Other features of note:
- A display titled "Racism's effects on health" says "numerous studies have linked the stress of racism on African Americans to high blood pressure, adding evidence to the claims that racism contributes to the high rates of hypertension among them." It adds that racism may also affect health through "limited access to nutritious food and safe environments for exercise; increased exposure to environmental toxins; reduced quality of health care."
- A display about the history of affirmative action in the U.S. declares, "The legacy of white privilege still runs far ahead of efforts to compensate for it." It features a note about two 2003 Supreme Court affirmative action rulings, which it says upheld "the limited use of race as a factor in reviewing student [university] applications." While Grutter v. Bollinger did uphold the use of race for admissions, the ruling in the second case, Gratz v. Bollinger, actually held that the use of simply assigning "points" to someone based on their race was unconstitutional. Beside the display's text is a photograph of the 2003 court, including Clarence Thomas, the sole African American justice. Thomas has long maintained his views opposing affirmative action, something nowhere to be found on the display.

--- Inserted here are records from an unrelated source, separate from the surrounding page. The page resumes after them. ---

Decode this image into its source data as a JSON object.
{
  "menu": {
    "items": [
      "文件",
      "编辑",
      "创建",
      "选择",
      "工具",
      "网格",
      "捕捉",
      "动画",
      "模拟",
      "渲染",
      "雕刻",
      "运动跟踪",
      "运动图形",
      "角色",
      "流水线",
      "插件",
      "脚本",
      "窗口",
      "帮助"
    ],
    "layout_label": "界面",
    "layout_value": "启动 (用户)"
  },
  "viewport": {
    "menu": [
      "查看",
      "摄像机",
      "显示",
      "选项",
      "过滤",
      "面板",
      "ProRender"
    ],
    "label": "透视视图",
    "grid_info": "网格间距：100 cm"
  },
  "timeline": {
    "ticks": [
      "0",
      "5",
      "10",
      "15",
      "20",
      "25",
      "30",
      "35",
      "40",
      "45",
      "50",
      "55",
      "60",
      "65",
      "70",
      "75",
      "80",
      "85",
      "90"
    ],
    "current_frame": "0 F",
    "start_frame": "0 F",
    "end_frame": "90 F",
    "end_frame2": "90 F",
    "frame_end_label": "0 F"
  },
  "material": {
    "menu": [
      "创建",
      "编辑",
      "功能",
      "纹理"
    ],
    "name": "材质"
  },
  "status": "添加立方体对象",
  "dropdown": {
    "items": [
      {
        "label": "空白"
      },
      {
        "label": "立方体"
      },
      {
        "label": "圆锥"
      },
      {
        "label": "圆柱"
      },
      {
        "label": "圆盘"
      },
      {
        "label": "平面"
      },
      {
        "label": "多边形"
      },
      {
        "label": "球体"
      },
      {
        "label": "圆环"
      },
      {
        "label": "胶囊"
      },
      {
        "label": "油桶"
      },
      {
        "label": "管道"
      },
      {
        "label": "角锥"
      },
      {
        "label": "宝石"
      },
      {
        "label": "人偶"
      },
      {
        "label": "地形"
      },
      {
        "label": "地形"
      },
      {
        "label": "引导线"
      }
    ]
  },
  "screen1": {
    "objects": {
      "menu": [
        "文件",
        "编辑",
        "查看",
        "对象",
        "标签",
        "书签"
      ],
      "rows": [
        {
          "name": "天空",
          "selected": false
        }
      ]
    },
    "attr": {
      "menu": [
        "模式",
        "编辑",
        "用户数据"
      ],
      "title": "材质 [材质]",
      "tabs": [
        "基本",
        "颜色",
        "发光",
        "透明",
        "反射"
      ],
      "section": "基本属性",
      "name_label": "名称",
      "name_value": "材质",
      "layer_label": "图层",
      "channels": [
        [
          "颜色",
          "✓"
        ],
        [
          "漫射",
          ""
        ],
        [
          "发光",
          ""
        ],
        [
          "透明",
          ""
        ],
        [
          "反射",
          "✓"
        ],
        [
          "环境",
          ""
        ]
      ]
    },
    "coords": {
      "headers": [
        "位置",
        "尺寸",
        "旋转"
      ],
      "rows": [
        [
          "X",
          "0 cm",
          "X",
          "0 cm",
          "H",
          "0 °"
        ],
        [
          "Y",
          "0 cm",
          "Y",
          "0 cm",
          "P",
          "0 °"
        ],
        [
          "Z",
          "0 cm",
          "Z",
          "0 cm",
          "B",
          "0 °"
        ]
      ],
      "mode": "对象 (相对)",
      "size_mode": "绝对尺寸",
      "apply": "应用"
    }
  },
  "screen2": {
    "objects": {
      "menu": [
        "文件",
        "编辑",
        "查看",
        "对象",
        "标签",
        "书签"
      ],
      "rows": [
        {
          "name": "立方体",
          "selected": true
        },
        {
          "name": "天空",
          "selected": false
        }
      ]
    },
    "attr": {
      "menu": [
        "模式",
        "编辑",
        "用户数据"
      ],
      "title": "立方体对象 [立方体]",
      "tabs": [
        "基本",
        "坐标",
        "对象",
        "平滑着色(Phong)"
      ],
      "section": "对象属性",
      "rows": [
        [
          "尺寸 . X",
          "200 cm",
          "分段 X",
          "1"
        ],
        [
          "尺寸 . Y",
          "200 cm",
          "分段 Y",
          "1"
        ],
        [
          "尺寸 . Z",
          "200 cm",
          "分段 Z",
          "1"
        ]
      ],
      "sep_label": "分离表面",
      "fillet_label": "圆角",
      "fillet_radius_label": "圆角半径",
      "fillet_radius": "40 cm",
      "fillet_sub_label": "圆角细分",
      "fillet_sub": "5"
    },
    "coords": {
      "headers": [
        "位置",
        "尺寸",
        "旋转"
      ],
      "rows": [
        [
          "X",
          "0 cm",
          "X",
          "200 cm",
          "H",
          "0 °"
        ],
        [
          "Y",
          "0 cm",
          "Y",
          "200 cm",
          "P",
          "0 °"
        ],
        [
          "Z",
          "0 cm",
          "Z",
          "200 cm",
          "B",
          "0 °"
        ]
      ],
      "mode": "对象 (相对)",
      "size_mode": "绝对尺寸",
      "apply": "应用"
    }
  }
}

You can take a virtual tour of the exhibit here. "Race: Are We So Different?" will be on display at the Smithsonian through Jan. 2.